» **What to work on**
Every entry is to be returned exactly as it stands; the pictures are to be dropped.

================

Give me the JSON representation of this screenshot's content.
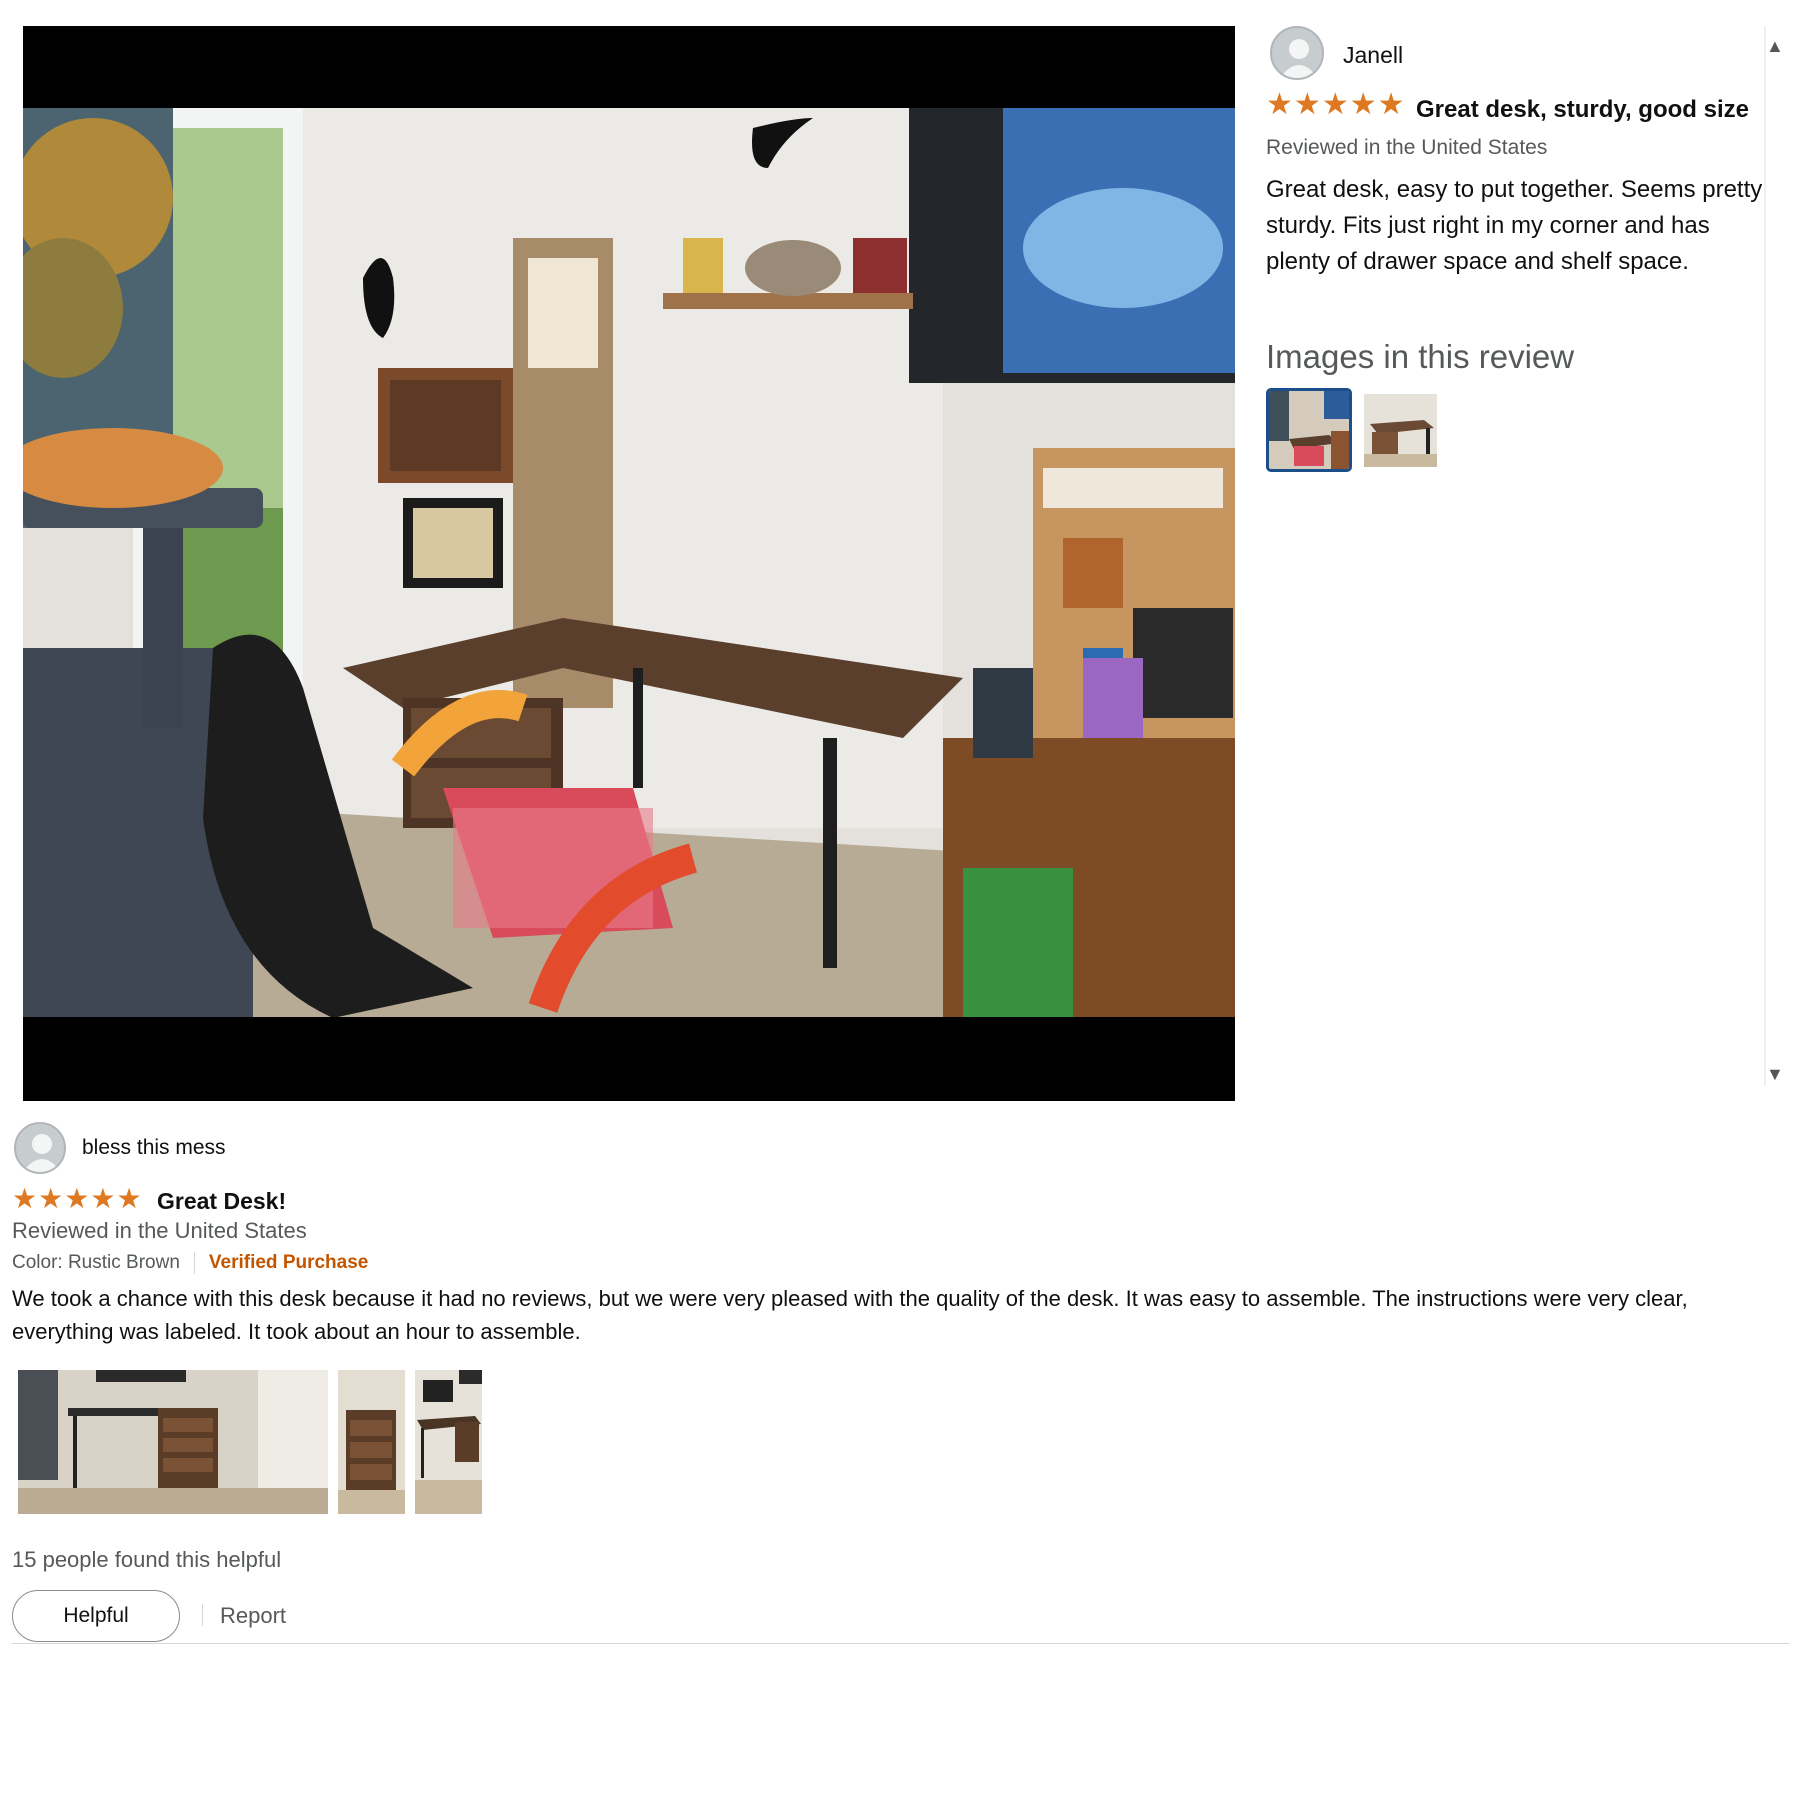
{
  "viewer": {
    "review": {
      "reviewer": "Janell",
      "rating": 5,
      "title": "Great desk, sturdy, good size",
      "location": "Reviewed in the United States",
      "body": "Great desk, easy to put together. Seems pretty sturdy. Fits just right in my corner and has plenty of drawer space and shelf space.",
      "images_heading": "Images in this review",
      "image_count": 2,
      "selected_image": 1
    }
  },
  "review2": {
    "reviewer": "bless this mess",
    "rating": 5,
    "title": "Great Desk!",
    "location": "Reviewed in the United States",
    "color": "Color: Rustic Brown",
    "verified": "Verified Purchase",
    "body": "We took a chance with this desk because it had no reviews, but we were very pleased with the quality of the desk. It was easy to assemble. The instructions were very clear, everything was labeled. It took about an hour to assemble.",
    "helpful_count": "15 people found this helpful",
    "helpful_label": "Helpful",
    "report_label": "Report",
    "image_count": 3
  },
  "icons": {
    "star": "star-icon",
    "avatar": "person-icon",
    "scroll_up": "triangle-up-icon",
    "scroll_down": "triangle-down-icon"
  },
  "colors": {
    "star": "#de7921",
    "verified": "#c45500",
    "thumb_selected_border": "#1a4f8a",
    "muted_text": "#565959"
  }
}
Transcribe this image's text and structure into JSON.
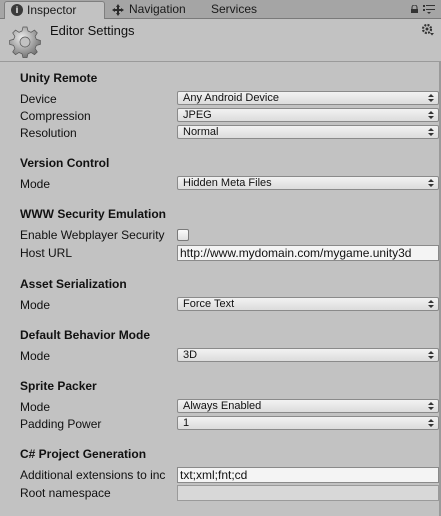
{
  "tabs": [
    {
      "label": "Inspector",
      "icon": "info-icon"
    },
    {
      "label": "Navigation",
      "icon": "navigation-icon"
    },
    {
      "label": "Services"
    }
  ],
  "header": {
    "title": "Editor Settings",
    "icon": "gear-icon"
  },
  "sections": {
    "unity_remote": {
      "title": "Unity Remote",
      "device_label": "Device",
      "device_value": "Any Android Device",
      "compression_label": "Compression",
      "compression_value": "JPEG",
      "resolution_label": "Resolution",
      "resolution_value": "Normal"
    },
    "version_control": {
      "title": "Version Control",
      "mode_label": "Mode",
      "mode_value": "Hidden Meta Files"
    },
    "www_security": {
      "title": "WWW Security Emulation",
      "enable_label": "Enable Webplayer Security",
      "enable_checked": false,
      "host_label": "Host URL",
      "host_value": "http://www.mydomain.com/mygame.unity3d"
    },
    "asset_serialization": {
      "title": "Asset Serialization",
      "mode_label": "Mode",
      "mode_value": "Force Text"
    },
    "default_behavior": {
      "title": "Default Behavior Mode",
      "mode_label": "Mode",
      "mode_value": "3D"
    },
    "sprite_packer": {
      "title": "Sprite Packer",
      "mode_label": "Mode",
      "mode_value": "Always Enabled",
      "padding_label": "Padding Power",
      "padding_value": "1"
    },
    "csharp_project": {
      "title": "C# Project Generation",
      "extensions_label": "Additional extensions to inc",
      "extensions_value": "txt;xml;fnt;cd",
      "namespace_label": "Root namespace",
      "namespace_value": ""
    }
  },
  "colors": {
    "background": "#c2c2c2",
    "tabbar": "#a5a5a5"
  }
}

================

» **Response to this task**
Give me the JSON representation of this screenshot's content.
{
  "viewer": {
    "review": {
      "reviewer": "Janell",
      "rating": 5,
      "title": "Great desk, sturdy, good size",
      "location": "Reviewed in the United States",
      "body": "Great desk, easy to put together. Seems pretty sturdy. Fits just right in my corner and has plenty of drawer space and shelf space.",
      "images_heading": "Images in this review",
      "image_count": 2,
      "selected_image": 1
    }
  },
  "review2": {
    "reviewer": "bless this mess",
    "rating": 5,
    "title": "Great Desk!",
    "location": "Reviewed in the United States",
    "color": "Color: Rustic Brown",
    "verified": "Verified Purchase",
    "body": "We took a chance with this desk because it had no reviews, but we were very pleased with the quality of the desk. It was easy to assemble. The instructions were very clear, everything was labeled. It took about an hour to assemble.",
    "helpful_count": "15 people found this helpful",
    "helpful_label": "Helpful",
    "report_label": "Report",
    "image_count": 3
  },
  "icons": {
    "star": "star-icon",
    "avatar": "person-icon",
    "scroll_up": "triangle-up-icon",
    "scroll_down": "triangle-down-icon"
  },
  "colors": {
    "star": "#de7921",
    "verified": "#c45500",
    "thumb_selected_border": "#1a4f8a",
    "muted_text": "#565959"
  }
}
Transcribe this image's text and structure into JSON.
{
  "tabs": [
    {
      "label": "Inspector",
      "icon": "info-icon"
    },
    {
      "label": "Navigation",
      "icon": "navigation-icon"
    },
    {
      "label": "Services"
    }
  ],
  "header": {
    "title": "Editor Settings",
    "icon": "gear-icon"
  },
  "sections": {
    "unity_remote": {
      "title": "Unity Remote",
      "device_label": "Device",
      "device_value": "Any Android Device",
      "compression_label": "Compression",
      "compression_value": "JPEG",
      "resolution_label": "Resolution",
      "resolution_value": "Normal"
    },
    "version_control": {
      "title": "Version Control",
      "mode_label": "Mode",
      "mode_value": "Hidden Meta Files"
    },
    "www_security": {
      "title": "WWW Security Emulation",
      "enable_label": "Enable Webplayer Security",
      "enable_checked": false,
      "host_label": "Host URL",
      "host_value": "http://www.mydomain.com/mygame.unity3d"
    },
    "asset_serialization": {
      "title": "Asset Serialization",
      "mode_label": "Mode",
      "mode_value": "Force Text"
    },
    "default_behavior": {
      "title": "Default Behavior Mode",
      "mode_label": "Mode",
      "mode_value": "3D"
    },
    "sprite_packer": {
      "title": "Sprite Packer",
      "mode_label": "Mode",
      "mode_value": "Always Enabled",
      "padding_label": "Padding Power",
      "padding_value": "1"
    },
    "csharp_project": {
      "title": "C# Project Generation",
      "extensions_label": "Additional extensions to inc",
      "extensions_value": "txt;xml;fnt;cd",
      "namespace_label": "Root namespace",
      "namespace_value": ""
    }
  },
  "colors": {
    "background": "#c2c2c2",
    "tabbar": "#a5a5a5"
  }
}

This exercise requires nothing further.